English Premier League may be the most competitive league in the world with more tight matches and any team able to beat any other team on its day, but except for a few clubs all others are still caught up playing football from the last century. Arsenal has been a beacon of hope for almost two decades but has failed to consistently unlock the true potential of its style, falling from the heights reached circa. 2003. European football has left English football in its dust.

The recent trail seems to run from Barcelona to Dortmund and finally to Munich. Real Madrid is trying a blend of total football with stars. This style has a short lifespan for players as it is extremely taxing and fatigue/injury prone. We can see players peaking early and fading pretty soon. The day they cannot run past an offender will be the day they have to hang up their shoes. Look at Barcelona today.

The fact that smaller teams are playing more systematic football can be seen when bigger teams enjoy (?!) disastrous results when losing focus, even momentarily. Napoli, Barcelona, Atletico have all seen such results in the last few weeks.

Thinking of some of the mighty clubs in the EPL, it is a pity that Manchester United will not be one of those clubs adopting modern football. MU seems to be having a hangover with last century’s ‘scrappy football’ that was plaguing Germany for decades. It will give you reasonable success, but when you meet the might of modern day Bayern or Barcelona, forget it!

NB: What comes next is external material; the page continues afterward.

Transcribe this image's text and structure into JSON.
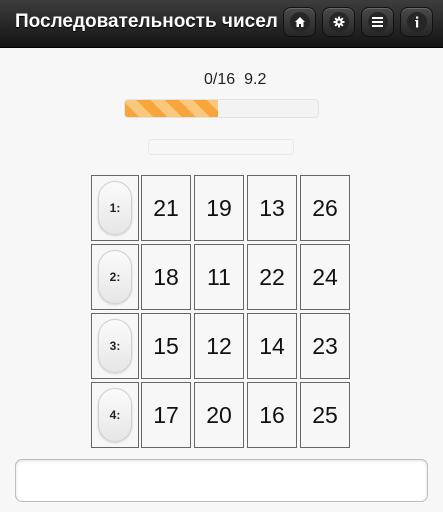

The next decade is going to see some of the best football played on earth. There are lots of good players coming through and the managers seem to be doing better all the time. One of the most exciting English teams to have latched on to this journey is Swansea City. They are the most exciting newly resurgent team on the block.